Exercise requirements |
Word for word, output the data that follows.
########
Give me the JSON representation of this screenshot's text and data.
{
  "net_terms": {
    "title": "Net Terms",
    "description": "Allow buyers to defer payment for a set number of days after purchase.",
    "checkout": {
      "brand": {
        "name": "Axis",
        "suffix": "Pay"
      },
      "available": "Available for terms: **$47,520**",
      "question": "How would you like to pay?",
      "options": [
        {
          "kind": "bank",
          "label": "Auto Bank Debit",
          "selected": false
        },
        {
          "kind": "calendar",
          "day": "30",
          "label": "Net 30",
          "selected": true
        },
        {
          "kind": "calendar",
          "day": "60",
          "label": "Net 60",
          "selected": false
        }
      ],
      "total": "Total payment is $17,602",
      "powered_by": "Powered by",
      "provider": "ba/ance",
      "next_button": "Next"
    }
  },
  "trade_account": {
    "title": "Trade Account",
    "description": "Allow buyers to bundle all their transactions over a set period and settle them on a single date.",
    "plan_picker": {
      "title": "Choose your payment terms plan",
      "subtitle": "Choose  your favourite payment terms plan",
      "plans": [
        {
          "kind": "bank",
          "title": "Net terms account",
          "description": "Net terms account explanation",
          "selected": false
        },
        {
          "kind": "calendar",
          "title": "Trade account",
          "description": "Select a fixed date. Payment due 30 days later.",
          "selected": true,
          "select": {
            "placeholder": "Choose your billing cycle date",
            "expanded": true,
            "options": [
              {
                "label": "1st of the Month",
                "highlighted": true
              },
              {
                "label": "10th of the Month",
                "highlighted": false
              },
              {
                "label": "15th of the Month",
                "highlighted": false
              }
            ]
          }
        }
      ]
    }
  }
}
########
Response area |
Give me the JSON representation of this screenshot's text and data.
{
  "net_terms": {
    "title": "Net Terms",
    "description": "Allow buyers to defer payment for a set number of days after purchase.",
    "checkout": {
      "brand": {
        "name": "Axis",
        "suffix": "Pay"
      },
      "available": "Available for terms: **$47,520**",
      "question": "How would you like to pay?",
      "options": [
        {
          "kind": "bank",
          "label": "Auto Bank Debit",
          "selected": false
        },
        {
          "kind": "calendar",
          "day": "30",
          "label": "Net 30",
          "selected": true
        },
        {
          "kind": "calendar",
          "day": "60",
          "label": "Net 60",
          "selected": false
        }
      ],
      "total": "Total payment is $17,602",
      "powered_by": "Powered by",
      "provider": "ba/ance",
      "next_button": "Next"
    }
  },
  "trade_account": {
    "title": "Trade Account",
    "description": "Allow buyers to bundle all their transactions over a set period and settle them on a single date.",
    "plan_picker": {
      "title": "Choose your payment terms plan",
      "subtitle": "Choose  your favourite payment terms plan",
      "plans": [
        {
          "kind": "bank",
          "title": "Net terms account",
          "description": "Net terms account explanation",
          "selected": false
        },
        {
          "kind": "calendar",
          "title": "Trade account",
          "description": "Select a fixed date. Payment due 30 days later.",
          "selected": true,
          "select": {
            "placeholder": "Choose your billing cycle date",
            "expanded": true,
            "options": [
              {
                "label": "1st of the Month",
                "highlighted": true
              },
              {
                "label": "10th of the Month",
                "highlighted": false
              },
              {
                "label": "15th of the Month",
                "highlighted": false
              }
            ]
          }
        }
      ]
    }
  }
}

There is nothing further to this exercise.